Wachtell, Lipton Rosen & Katz; Skadden Arps Slate Meagher & Flom and Goodwin Procter have taken the lead roles on Bank of America’s $16.6bn settlement with the US Department of Justice (DoJ), federal agencies and six US states.

In what is the largest civil settlement with a single entity in American history, Bank of America (BoA) has agreed to pay the sum of US$16.6bn after long-standing federal and state allegations that the BoA and its former and current subsidiaries, including Countrywide Financial Corporation and Merrill Lynch, sold mortgage-backed securities to investors that contributed to the real estate market collapse amid the 2008 economic downturn.

Of the record-breaking $16.6bn resolution, almost $10bn will be paid to settle federal and state civil claims by various entities related to RMBS, CDOs and other types of fraud. BoA will pay a total of $9.6bn in cash and provide approximately $7bn worth of consumer relief. The cash portion consists of a $5bn civil monetary penalty and $4.6bn in compensatory remediation payments.

Wachtell litigator Meyer Koplow advised BoA on the settlement, while Skadden Arps corporate and commercial litigator Charles Smith also represented defendant BoA and Merrill Lynch on the SEC portion of the deal. Goodwin Procter partners Brian Pastuszenski and Inez Friedman-Boyce advised other BoA entities on its deal with the Federal Deposit Insurance Corporation.
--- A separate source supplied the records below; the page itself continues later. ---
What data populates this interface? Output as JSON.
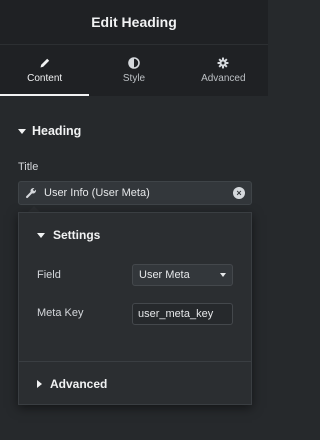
{
  "header": {
    "title": "Edit Heading"
  },
  "tabs": [
    {
      "label": "Content",
      "icon": "pencil-icon",
      "active": true
    },
    {
      "label": "Style",
      "icon": "half-circle-icon",
      "active": false
    },
    {
      "label": "Advanced",
      "icon": "gear-icon",
      "active": false
    }
  ],
  "section": {
    "title": "Heading"
  },
  "title_field": {
    "label": "Title",
    "tag_value": "User Info (User Meta)"
  },
  "popover": {
    "settings_title": "Settings",
    "field_label": "Field",
    "field_value": "User Meta",
    "meta_key_label": "Meta Key",
    "meta_key_value": "user_meta_key",
    "advanced_title": "Advanced"
  },
  "colors": {
    "background": "#26292c",
    "header_bg": "#1f2124",
    "popover_bg": "#2b2e31"
  }
}
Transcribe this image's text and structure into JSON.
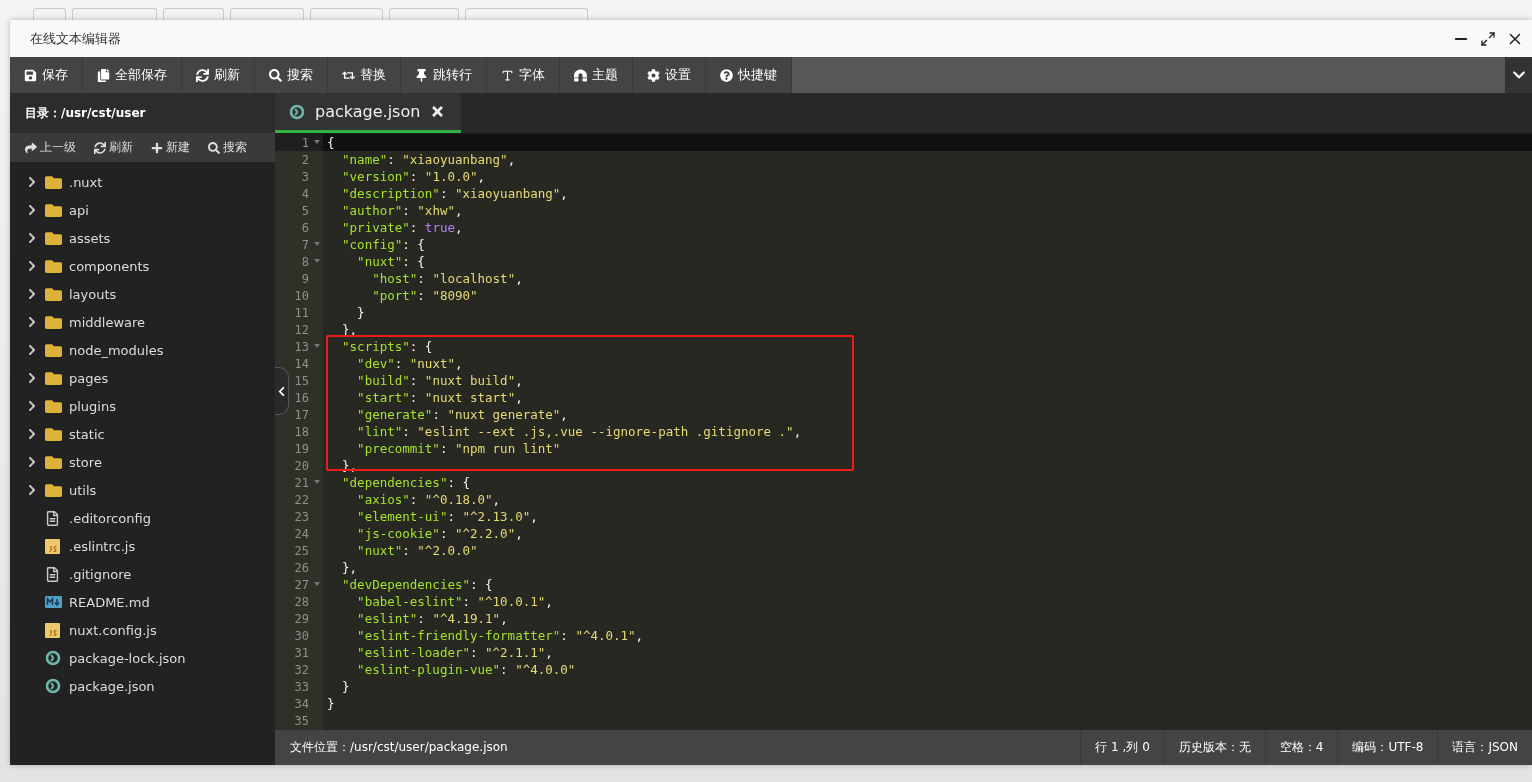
{
  "background_buttons": [
    {
      "kind": "blank"
    },
    {
      "kind": "blank"
    },
    {
      "kind": "blank"
    },
    {
      "kind": "blank"
    },
    {
      "kind": "blank"
    },
    {
      "kind": "blank"
    },
    {
      "kind": "blank"
    }
  ],
  "window": {
    "title": "在线文本编辑器"
  },
  "toolbar": [
    {
      "label": "保存"
    },
    {
      "label": "全部保存"
    },
    {
      "label": "刷新"
    },
    {
      "label": "搜索"
    },
    {
      "label": "替换"
    },
    {
      "label": "跳转行"
    },
    {
      "label": "字体"
    },
    {
      "label": "主题"
    },
    {
      "label": "设置"
    },
    {
      "label": "快捷键"
    }
  ],
  "sidebar": {
    "directory": "目录：/usr/cst/user",
    "actions": [
      {
        "label": "上一级"
      },
      {
        "label": "刷新"
      },
      {
        "label": "新建"
      },
      {
        "label": "搜索"
      }
    ],
    "items": [
      {
        "name": ".nuxt",
        "kind": "folder",
        "expanded": false
      },
      {
        "name": "api",
        "kind": "folder",
        "expanded": false
      },
      {
        "name": "assets",
        "kind": "folder",
        "expanded": false
      },
      {
        "name": "components",
        "kind": "folder",
        "expanded": false
      },
      {
        "name": "layouts",
        "kind": "folder",
        "expanded": false
      },
      {
        "name": "middleware",
        "kind": "folder",
        "expanded": false
      },
      {
        "name": "node_modules",
        "kind": "folder",
        "expanded": false
      },
      {
        "name": "pages",
        "kind": "folder",
        "expanded": false
      },
      {
        "name": "plugins",
        "kind": "folder",
        "expanded": false
      },
      {
        "name": "static",
        "kind": "folder",
        "expanded": false
      },
      {
        "name": "store",
        "kind": "folder",
        "expanded": false
      },
      {
        "name": "utils",
        "kind": "folder",
        "expanded": false
      },
      {
        "name": ".editorconfig",
        "kind": "text"
      },
      {
        "name": ".eslintrc.js",
        "kind": "js"
      },
      {
        "name": ".gitignore",
        "kind": "text"
      },
      {
        "name": "README.md",
        "kind": "markdown"
      },
      {
        "name": "nuxt.config.js",
        "kind": "js"
      },
      {
        "name": "package-lock.json",
        "kind": "json"
      },
      {
        "name": "package.json",
        "kind": "json"
      }
    ]
  },
  "tabs": [
    {
      "label": "package.json",
      "selected": true
    }
  ],
  "code": [
    {
      "number": "1",
      "text": "{",
      "foldable": true
    },
    {
      "number": "2",
      "text": "  \"name\": \"xiaoyuanbang\",",
      "foldable": false
    },
    {
      "number": "3",
      "text": "  \"version\": \"1.0.0\",",
      "foldable": false
    },
    {
      "number": "4",
      "text": "  \"description\": \"xiaoyuanbang\",",
      "foldable": false
    },
    {
      "number": "5",
      "text": "  \"author\": \"xhw\",",
      "foldable": false
    },
    {
      "number": "6",
      "text": "  \"private\": true,",
      "foldable": false
    },
    {
      "number": "7",
      "text": "  \"config\": {",
      "foldable": true
    },
    {
      "number": "8",
      "text": "    \"nuxt\": {",
      "foldable": true
    },
    {
      "number": "9",
      "text": "      \"host\": \"localhost\",",
      "foldable": false
    },
    {
      "number": "10",
      "text": "      \"port\": \"8090\"",
      "foldable": false
    },
    {
      "number": "11",
      "text": "    }",
      "foldable": false
    },
    {
      "number": "12",
      "text": "  },",
      "foldable": false
    },
    {
      "number": "13",
      "text": "  \"scripts\": {",
      "foldable": true
    },
    {
      "number": "14",
      "text": "    \"dev\": \"nuxt\",",
      "foldable": false
    },
    {
      "number": "15",
      "text": "    \"build\": \"nuxt build\",",
      "foldable": false
    },
    {
      "number": "16",
      "text": "    \"start\": \"nuxt start\",",
      "foldable": false
    },
    {
      "number": "17",
      "text": "    \"generate\": \"nuxt generate\",",
      "foldable": false
    },
    {
      "number": "18",
      "text": "    \"lint\": \"eslint --ext .js,.vue --ignore-path .gitignore .\",",
      "foldable": false
    },
    {
      "number": "19",
      "text": "    \"precommit\": \"npm run lint\"",
      "foldable": false
    },
    {
      "number": "20",
      "text": "  },",
      "foldable": false
    },
    {
      "number": "21",
      "text": "  \"dependencies\": {",
      "foldable": true
    },
    {
      "number": "22",
      "text": "    \"axios\": \"^0.18.0\",",
      "foldable": false
    },
    {
      "number": "23",
      "text": "    \"element-ui\": \"^2.13.0\",",
      "foldable": false
    },
    {
      "number": "24",
      "text": "    \"js-cookie\": \"^2.2.0\",",
      "foldable": false
    },
    {
      "number": "25",
      "text": "    \"nuxt\": \"^2.0.0\"",
      "foldable": false
    },
    {
      "number": "26",
      "text": "  },",
      "foldable": false
    },
    {
      "number": "27",
      "text": "  \"devDependencies\": {",
      "foldable": true
    },
    {
      "number": "28",
      "text": "    \"babel-eslint\": \"^10.0.1\",",
      "foldable": false
    },
    {
      "number": "29",
      "text": "    \"eslint\": \"^4.19.1\",",
      "foldable": false
    },
    {
      "number": "30",
      "text": "    \"eslint-friendly-formatter\": \"^4.0.1\",",
      "foldable": false
    },
    {
      "number": "31",
      "text": "    \"eslint-loader\": \"^2.1.1\",",
      "foldable": false
    },
    {
      "number": "32",
      "text": "    \"eslint-plugin-vue\": \"^4.0.0\"",
      "foldable": false
    },
    {
      "number": "33",
      "text": "  }",
      "foldable": false
    },
    {
      "number": "34",
      "text": "}",
      "foldable": false
    },
    {
      "number": "35",
      "foldable": false
    }
  ],
  "status_bar": {
    "file_location": "文件位置：/usr/cst/user/package.json",
    "items": [
      "行 1 ,列 0",
      "历史版本：无",
      "空格：4",
      "编码：UTF-8",
      "语言：JSON"
    ]
  }
}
Litigation boutique Bailey & Glasser’s Benjamin Bailey and Grais & Ellsworth’s David Grais acted for the Federal Deposit Insurance Corporation (FDIC).

The settlement is part of the ongoing efforts of President Obama’s Financial Fraud Enforcement Task Force and its Residential Mortgage-Backed Securities (RMBS) Working Group, which has recovered $36.65bn to date for US consumers and investors.

US attorney Anne Tompkins for the Western District of North Carolina said: ‘[The] settlement attests to the fact that fraud pervaded every level of the RMBS industry, including purportedly prime securities, which formed the basis of our filed complaint. Even reputable institutions like Bank of America caved to the pernicious forces of greed and cut corners, putting profits ahead of their customers. As we deal with the aftermath of the financial meltdown and rebuild our economy, we will hold accountable firms that contributed to the economic crisis. [The] settlement makes clear that my office will not sit idly while fraud occurs in our backyard.’